That smile might just have derived from the unlikeliness of it all. Although he was born near Sydney, “Dutchy” Holland lived most of his life in more remote parts of New South Wales, and played his club cricket around Newcastle, 100 miles north of Sydney. Rick McCosker, another Australian Test player who grew up away from the bright lights, said: “Dutchy loved his family – he lived for them and his cricket, and he was the epitome of a good Aussie bloke.”
Holland had made his way to the Baggy Green by skill and persistence. From the mid-1960s he was a regular for representative teams in Newcastle. One of his earliest outings was against MJK Smith’s England tourists of 1965/66 – but none for 58 in six overs hardly hinted at a rosy future. He did not play in the Sheffield Shield until January 1979, when he was 32, and his progress was steady but unspectacular until 1984/85, when he took seven wickets in NSW’s match against the West Indian tourists at the spin-friendly SCG. A week later, at Brisbane, Holland became Australia’s third-oldest Test debutant.
He had a quiet start, dismissing Larry Gomes and Jeff Dujon at the Gabba, where defeat spelled a tearful end for Kim Hughes’s captaincy. But he ensured selection for the next Test with a career-best nine for 83 against South Australia at Sydney, and claimed two more wickets in Allan Border’s first Test in charge, although West Indies won heavily again to take an unbeatable 3–0 lead. Holland sat out the Melbourne Test, but returned for the finale, on familiar turf at the SCG.

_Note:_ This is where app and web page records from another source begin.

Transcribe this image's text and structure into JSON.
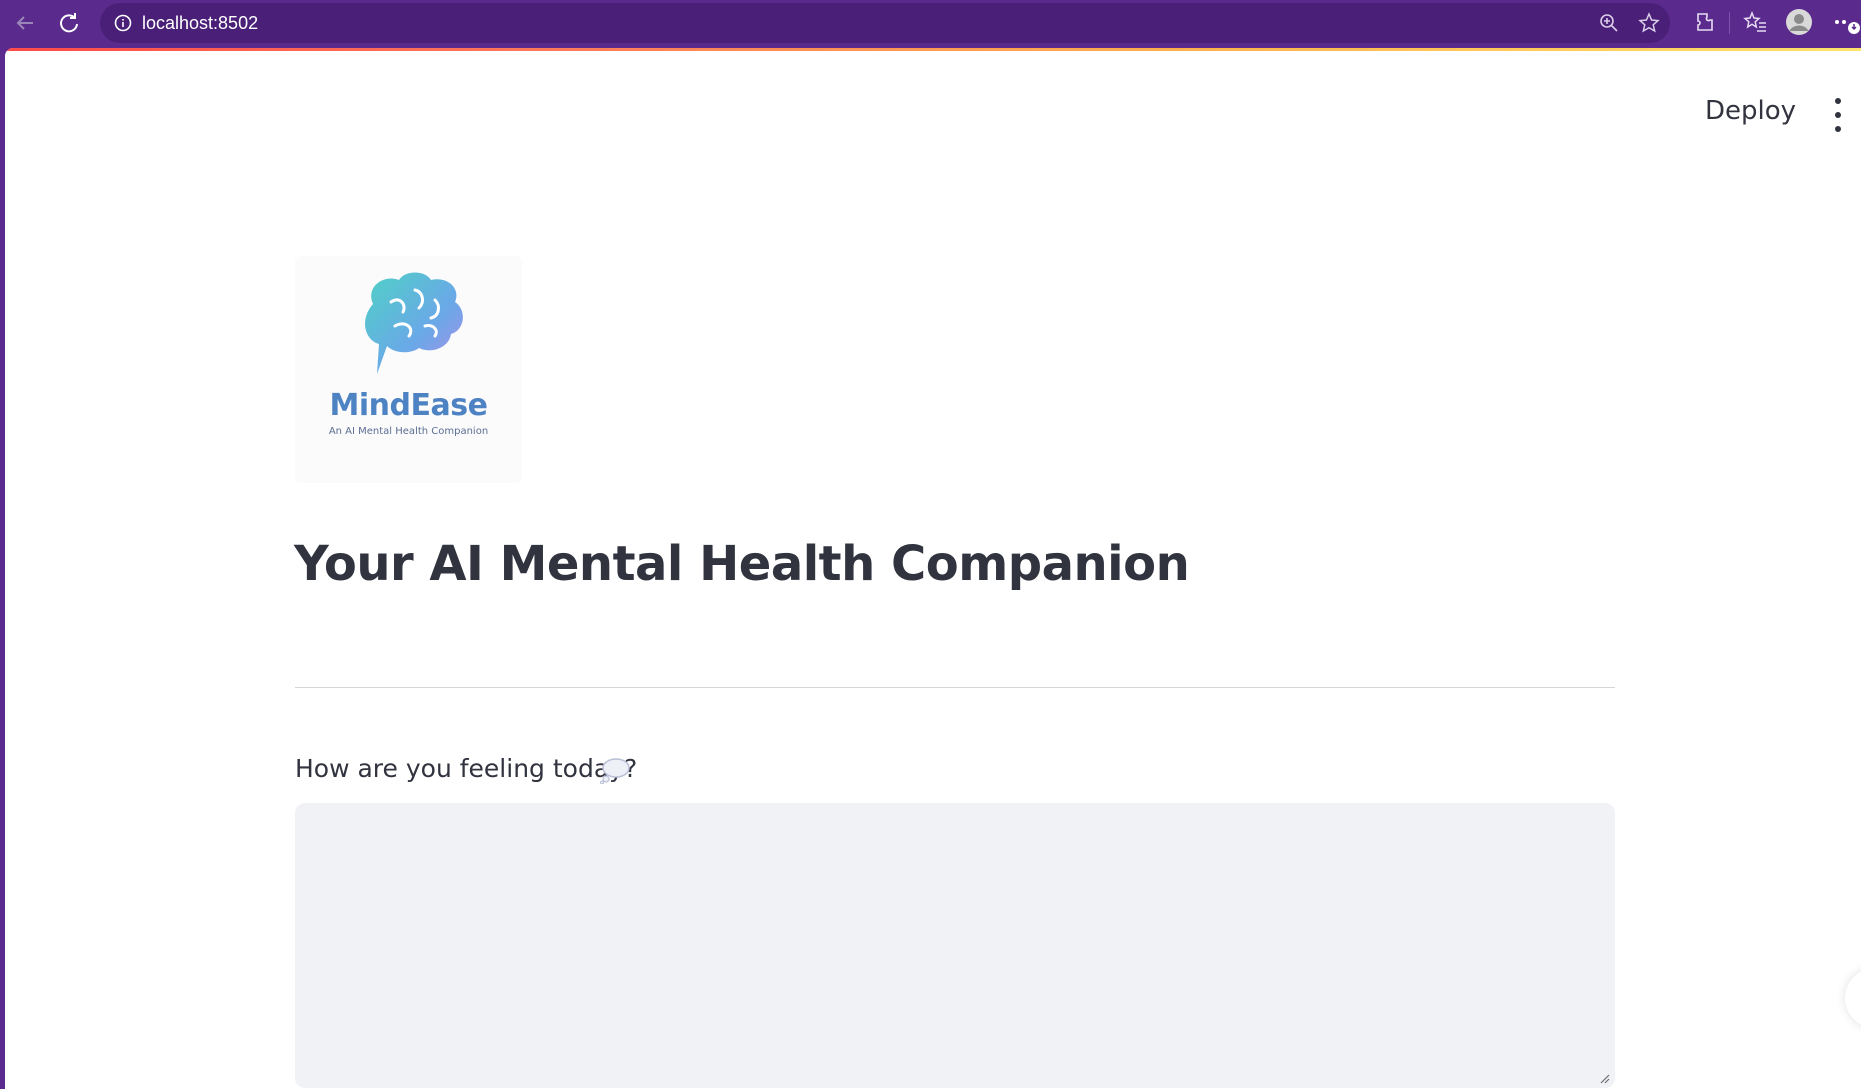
{
  "browser": {
    "url": "localhost:8502"
  },
  "header": {
    "deploy_label": "Deploy"
  },
  "logo": {
    "name": "MindEase",
    "tagline": "An AI Mental Health Companion"
  },
  "main": {
    "title": "Your AI Mental Health Companion",
    "input_label": "How are you feeling today?",
    "input_value": ""
  },
  "colors": {
    "browser_chrome": "#5a2a8d",
    "text_primary": "#31333f",
    "input_background": "#f0f2f6",
    "logo_blue": "#4d82c3"
  }
}
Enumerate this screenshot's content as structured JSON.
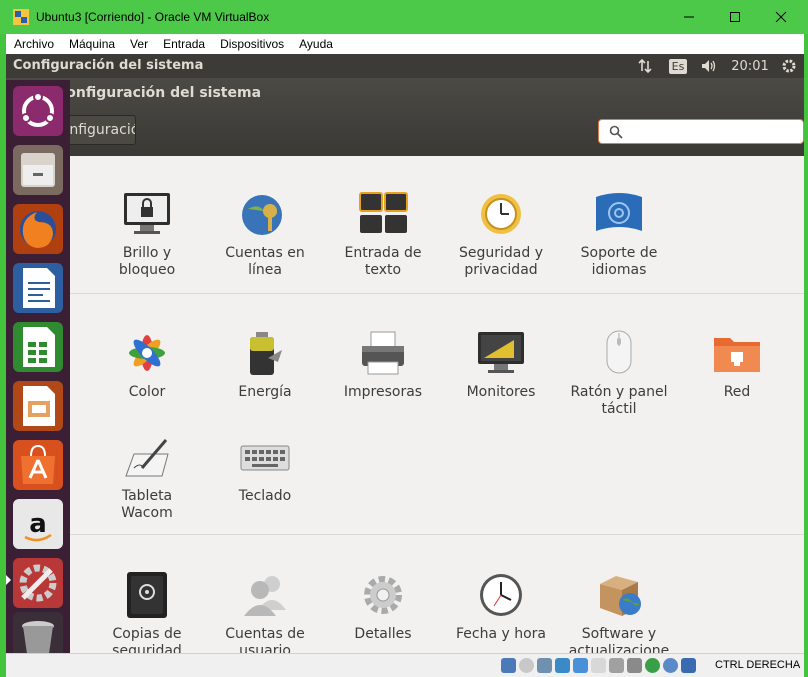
{
  "window": {
    "title": "Ubuntu3 [Corriendo] - Oracle VM VirtualBox"
  },
  "menubar": [
    "Archivo",
    "Máquina",
    "Ver",
    "Entrada",
    "Dispositivos",
    "Ayuda"
  ],
  "panel": {
    "title": "Configuración del sistema",
    "keyboard": "Es",
    "time": "20:01"
  },
  "header": {
    "title": "Configuración del sistema",
    "back_label": "Configuración",
    "search_placeholder": ""
  },
  "sections": [
    {
      "items": [
        {
          "label": "Brillo y\nbloqueo",
          "icon": "lock-monitor-icon"
        },
        {
          "label": "Cuentas en\nlínea",
          "icon": "online-accounts-icon"
        },
        {
          "label": "Entrada de\ntexto",
          "icon": "keyboard-input-icon"
        },
        {
          "label": "Seguridad y\nprivacidad",
          "icon": "privacy-clock-icon"
        },
        {
          "label": "Soporte de\nidiomas",
          "icon": "language-flag-icon"
        }
      ]
    },
    {
      "items": [
        {
          "label": "Color",
          "icon": "color-icon"
        },
        {
          "label": "Energía",
          "icon": "battery-icon"
        },
        {
          "label": "Impresoras",
          "icon": "printer-icon"
        },
        {
          "label": "Monitores",
          "icon": "monitor-icon"
        },
        {
          "label": "Ratón y panel\ntáctil",
          "icon": "mouse-icon"
        },
        {
          "label": "Red",
          "icon": "network-folder-icon"
        },
        {
          "label": "Tableta\nWacom",
          "icon": "wacom-tablet-icon"
        },
        {
          "label": "Teclado",
          "icon": "keyboard-icon"
        }
      ]
    },
    {
      "items": [
        {
          "label": "Copias de\nseguridad",
          "icon": "safe-icon"
        },
        {
          "label": "Cuentas de\nusuario",
          "icon": "users-icon"
        },
        {
          "label": "Detalles",
          "icon": "gear-icon"
        },
        {
          "label": "Fecha y hora",
          "icon": "clock-icon"
        },
        {
          "label": "Software y\nactualizacione",
          "icon": "software-box-icon"
        }
      ]
    }
  ],
  "launcher": [
    "ubuntu-dash-icon",
    "files-icon",
    "firefox-icon",
    "writer-icon",
    "calc-icon",
    "impress-icon",
    "software-center-icon",
    "amazon-icon",
    "settings-icon",
    "trash-icon"
  ],
  "statusbar": {
    "host_key": "CTRL DERECHA"
  }
}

After Australia batted solidly for 471, he got to work on a helpful, dark-tinged pitch. He took six for 54 – including Viv Richards for 15 – as West Indies collapsed for 163, then claimed four more in the follow-on to finish with ten for 144. It was West Indies’ first Test defeat for more than three years, and their first by an innings since 1968/69. John Benaud wrote: “Bob came out to the fence after a particularly successful over. The crowd rose to him as one, some leaning over the fence, reaching out. Bob took it all in that graceful, dignified, modest way, flashing a grin with a slight wave of the hand that had on it the golden spinning finger.”
In the 1985 Ashes, Holland’s five for 68 at Lord’s contributed to Australia’s only victory of the series. Wicketless in the first innings, he twirled down 32 tight overs in the second and, after the early dismissal of Tim Robinson, later claimed the last four, including top-scorer Ian Botham for 85. “It was a weird tableau,” wrote Matthew Engel of this cat-and-mouse battle. “A grey-haired leg-spinner from the Nursery End bowling to our bare-headed hero, while fielders in Baggy Green caps hovered and an airship progressed serenely over Regent’s Park. At tea one half-expected the teams to be presented to George V.”

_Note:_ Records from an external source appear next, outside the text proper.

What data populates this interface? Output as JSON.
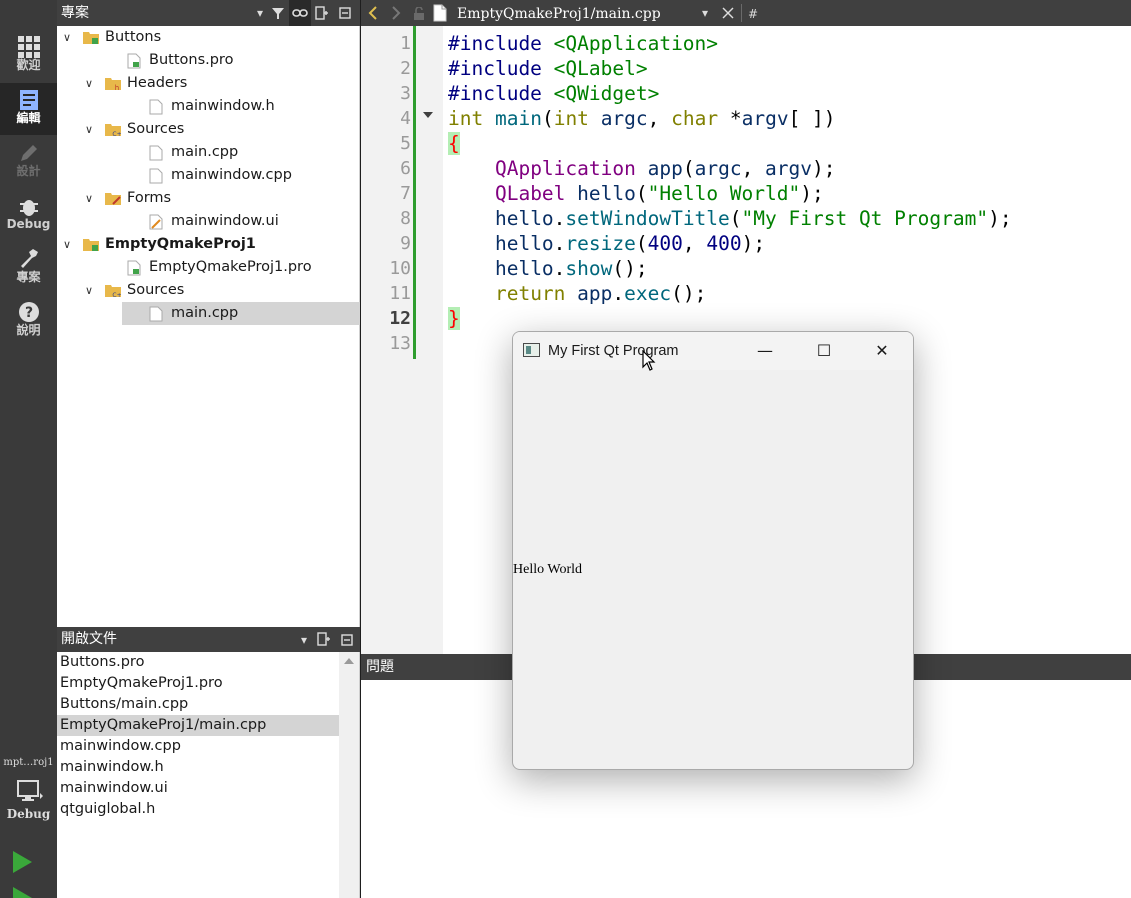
{
  "modes": [
    {
      "label": "歡迎",
      "icon": "grid-icon"
    },
    {
      "label": "編輯",
      "icon": "edit-icon"
    },
    {
      "label": "設計",
      "icon": "pencil-icon"
    },
    {
      "label": "Debug",
      "icon": "bug-icon"
    },
    {
      "label": "專案",
      "icon": "wrench-icon"
    },
    {
      "label": "說明",
      "icon": "help-icon"
    }
  ],
  "kit": {
    "label": "mpt…roj1",
    "mode": "Debug"
  },
  "project_panel": {
    "title": "專案"
  },
  "tree": [
    {
      "label": "Buttons",
      "depth": 1,
      "arrow": "∨",
      "icon": "qt-folder-icon",
      "bold": false
    },
    {
      "label": "Buttons.pro",
      "depth": 2,
      "arrow": "",
      "icon": "pro-file-icon",
      "bold": false
    },
    {
      "label": "Headers",
      "depth": 2,
      "arrow": "∨",
      "icon": "h-folder-icon",
      "bold": false
    },
    {
      "label": "mainwindow.h",
      "depth": 3,
      "arrow": "",
      "icon": "file-icon",
      "bold": false
    },
    {
      "label": "Sources",
      "depth": 2,
      "arrow": "∨",
      "icon": "cpp-folder-icon",
      "bold": false
    },
    {
      "label": "main.cpp",
      "depth": 3,
      "arrow": "",
      "icon": "file-icon",
      "bold": false
    },
    {
      "label": "mainwindow.cpp",
      "depth": 3,
      "arrow": "",
      "icon": "file-icon",
      "bold": false
    },
    {
      "label": "Forms",
      "depth": 2,
      "arrow": "∨",
      "icon": "forms-folder-icon",
      "bold": false
    },
    {
      "label": "mainwindow.ui",
      "depth": 3,
      "arrow": "",
      "icon": "ui-file-icon",
      "bold": false
    },
    {
      "label": "EmptyQmakeProj1",
      "depth": 1,
      "arrow": "∨",
      "icon": "qt-folder-icon",
      "bold": true
    },
    {
      "label": "EmptyQmakeProj1.pro",
      "depth": 2,
      "arrow": "",
      "icon": "pro-file-icon",
      "bold": false
    },
    {
      "label": "Sources",
      "depth": 2,
      "arrow": "∨",
      "icon": "cpp-folder-icon",
      "bold": false
    },
    {
      "label": "main.cpp",
      "depth": 3,
      "arrow": "",
      "icon": "file-icon",
      "bold": false,
      "selected": true
    }
  ],
  "open_docs_panel": {
    "title": "開啟文件"
  },
  "open_docs": [
    {
      "label": "Buttons.pro"
    },
    {
      "label": "EmptyQmakeProj1.pro"
    },
    {
      "label": "Buttons/main.cpp"
    },
    {
      "label": "EmptyQmakeProj1/main.cpp",
      "selected": true
    },
    {
      "label": "mainwindow.cpp"
    },
    {
      "label": "mainwindow.h"
    },
    {
      "label": "mainwindow.ui"
    },
    {
      "label": "qtguiglobal.h"
    }
  ],
  "editor": {
    "file_path": "EmptyQmakeProj1/main.cpp",
    "symbol_label": "#",
    "current_line": 12,
    "line_numbers": [
      "1",
      "2",
      "3",
      "4",
      "5",
      "6",
      "7",
      "8",
      "9",
      "10",
      "11",
      "12",
      "13"
    ],
    "lines": [
      [
        {
          "t": "#include ",
          "c": "pp"
        },
        {
          "t": "<QApplication>",
          "c": "inc"
        }
      ],
      [
        {
          "t": "#include ",
          "c": "pp"
        },
        {
          "t": "<QLabel>",
          "c": "inc"
        }
      ],
      [
        {
          "t": "#include ",
          "c": "pp"
        },
        {
          "t": "<QWidget>",
          "c": "inc"
        }
      ],
      [
        {
          "t": "int",
          "c": "kw"
        },
        {
          "t": " ",
          "c": ""
        },
        {
          "t": "main",
          "c": "fn"
        },
        {
          "t": "(",
          "c": ""
        },
        {
          "t": "int",
          "c": "kw"
        },
        {
          "t": " ",
          "c": ""
        },
        {
          "t": "argc",
          "c": "var"
        },
        {
          "t": ", ",
          "c": ""
        },
        {
          "t": "char",
          "c": "kw"
        },
        {
          "t": " *",
          "c": ""
        },
        {
          "t": "argv",
          "c": "var"
        },
        {
          "t": "[ ])",
          "c": ""
        }
      ],
      [
        {
          "t": "{",
          "c": "brace"
        }
      ],
      [
        {
          "t": "    ",
          "c": ""
        },
        {
          "t": "QApplication",
          "c": "ty"
        },
        {
          "t": " ",
          "c": ""
        },
        {
          "t": "app",
          "c": "var"
        },
        {
          "t": "(",
          "c": ""
        },
        {
          "t": "argc",
          "c": "var"
        },
        {
          "t": ", ",
          "c": ""
        },
        {
          "t": "argv",
          "c": "var"
        },
        {
          "t": ");",
          "c": ""
        }
      ],
      [
        {
          "t": "    ",
          "c": ""
        },
        {
          "t": "QLabel",
          "c": "ty"
        },
        {
          "t": " ",
          "c": ""
        },
        {
          "t": "hello",
          "c": "var"
        },
        {
          "t": "(",
          "c": ""
        },
        {
          "t": "\"Hello World\"",
          "c": "str"
        },
        {
          "t": ");",
          "c": ""
        }
      ],
      [
        {
          "t": "    ",
          "c": ""
        },
        {
          "t": "hello",
          "c": "var"
        },
        {
          "t": ".",
          "c": ""
        },
        {
          "t": "setWindowTitle",
          "c": "fn"
        },
        {
          "t": "(",
          "c": ""
        },
        {
          "t": "\"My First Qt Program\"",
          "c": "str"
        },
        {
          "t": ");",
          "c": ""
        }
      ],
      [
        {
          "t": "    ",
          "c": ""
        },
        {
          "t": "hello",
          "c": "var"
        },
        {
          "t": ".",
          "c": ""
        },
        {
          "t": "resize",
          "c": "fn"
        },
        {
          "t": "(",
          "c": ""
        },
        {
          "t": "400",
          "c": "num"
        },
        {
          "t": ", ",
          "c": ""
        },
        {
          "t": "400",
          "c": "num"
        },
        {
          "t": ");",
          "c": ""
        }
      ],
      [
        {
          "t": "    ",
          "c": ""
        },
        {
          "t": "hello",
          "c": "var"
        },
        {
          "t": ".",
          "c": ""
        },
        {
          "t": "show",
          "c": "fn"
        },
        {
          "t": "();",
          "c": ""
        }
      ],
      [
        {
          "t": "    ",
          "c": ""
        },
        {
          "t": "return",
          "c": "kw"
        },
        {
          "t": " ",
          "c": ""
        },
        {
          "t": "app",
          "c": "var"
        },
        {
          "t": ".",
          "c": ""
        },
        {
          "t": "exec",
          "c": "fn"
        },
        {
          "t": "();",
          "c": ""
        }
      ],
      [
        {
          "t": "}",
          "c": "brace"
        }
      ],
      []
    ]
  },
  "issues_panel": {
    "title": "問題"
  },
  "app_window": {
    "title": "My First Qt Program",
    "label_text": "Hello World",
    "minimize_glyph": "—",
    "maximize_glyph": "☐",
    "close_glyph": "✕"
  },
  "colors": {
    "modebar": "#3a3a3a",
    "panel_header": "#404040",
    "selection": "#d4d4d4",
    "gutter_marker": "#2e9d2e",
    "run_green": "#3aa83a"
  }
}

The strength of the home batting saw Holland reduced to a containing role, which blunted his effectiveness as England won 3–1. But back in Australia he grabbed another ten wickets at Sydney, to square the series against New Zealand. Two more caps followed before he bowed out with 34 wickets at 39. Holland finished his first-class career in 1987/88 with a season for Wellington in New Zealand: he was 41, but claimed 31 victims in seven matches, including seven for 69 at Auckland.
He was associated with the Southern Lakes District Cricket Club on New South Wales’s northern coast – as player, administrator, fundraiser, groundsman, junior coach and general organiser – for more than 50 years. Two days before his death from an aggressive brain tumour, the club organised a tribute night, compered by the former Australian captain Mark Taylor. Helped by the camaraderie of family and friends, Holland was able to defy his illness and enjoy one last hurrah.
Holland, Robert George, OAM, died on September 17, 2017, aged 70